WHAT YOU WILL DO. Give every entry again, exactly as it stands.

DATA TO PROCESS.
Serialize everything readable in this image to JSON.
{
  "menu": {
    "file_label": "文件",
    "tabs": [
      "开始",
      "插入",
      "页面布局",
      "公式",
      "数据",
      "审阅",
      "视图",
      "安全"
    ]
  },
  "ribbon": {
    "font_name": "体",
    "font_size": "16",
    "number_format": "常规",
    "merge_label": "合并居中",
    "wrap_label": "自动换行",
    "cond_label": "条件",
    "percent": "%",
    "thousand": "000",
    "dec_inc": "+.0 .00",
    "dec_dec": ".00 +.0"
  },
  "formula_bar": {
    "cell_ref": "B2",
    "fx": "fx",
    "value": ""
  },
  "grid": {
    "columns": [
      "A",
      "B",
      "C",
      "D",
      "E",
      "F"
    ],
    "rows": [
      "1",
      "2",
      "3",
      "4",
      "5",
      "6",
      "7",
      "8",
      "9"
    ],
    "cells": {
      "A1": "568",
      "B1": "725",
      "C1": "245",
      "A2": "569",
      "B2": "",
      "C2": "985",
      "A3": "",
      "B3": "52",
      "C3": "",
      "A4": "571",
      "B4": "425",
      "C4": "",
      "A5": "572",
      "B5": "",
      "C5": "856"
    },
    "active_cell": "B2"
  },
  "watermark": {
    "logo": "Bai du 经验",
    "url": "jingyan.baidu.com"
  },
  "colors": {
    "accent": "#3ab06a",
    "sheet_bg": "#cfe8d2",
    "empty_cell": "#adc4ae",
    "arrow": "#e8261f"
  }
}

ANSWER FOR THIS EXERCISE.
Serialize everything readable in this image to JSON.
{
  "menu": {
    "file_label": "文件",
    "tabs": [
      "开始",
      "插入",
      "页面布局",
      "公式",
      "数据",
      "审阅",
      "视图",
      "安全"
    ]
  },
  "ribbon": {
    "font_name": "体",
    "font_size": "16",
    "number_format": "常规",
    "merge_label": "合并居中",
    "wrap_label": "自动换行",
    "cond_label": "条件",
    "percent": "%",
    "thousand": "000",
    "dec_inc": "+.0 .00",
    "dec_dec": ".00 +.0"
  },
  "formula_bar": {
    "cell_ref": "B2",
    "fx": "fx",
    "value": ""
  },
  "grid": {
    "columns": [
      "A",
      "B",
      "C",
      "D",
      "E",
      "F"
    ],
    "rows": [
      "1",
      "2",
      "3",
      "4",
      "5",
      "6",
      "7",
      "8",
      "9"
    ],
    "cells": {
      "A1": "568",
      "B1": "725",
      "C1": "245",
      "A2": "569",
      "B2": "",
      "C2": "985",
      "A3": "",
      "B3": "52",
      "C3": "",
      "A4": "571",
      "B4": "425",
      "C4": "",
      "A5": "572",
      "B5": "",
      "C5": "856"
    },
    "active_cell": "B2"
  },
  "watermark": {
    "logo": "Bai du 经验",
    "url": "jingyan.baidu.com"
  },
  "colors": {
    "accent": "#3ab06a",
    "sheet_bg": "#cfe8d2",
    "empty_cell": "#adc4ae",
    "arrow": "#e8261f"
  }
}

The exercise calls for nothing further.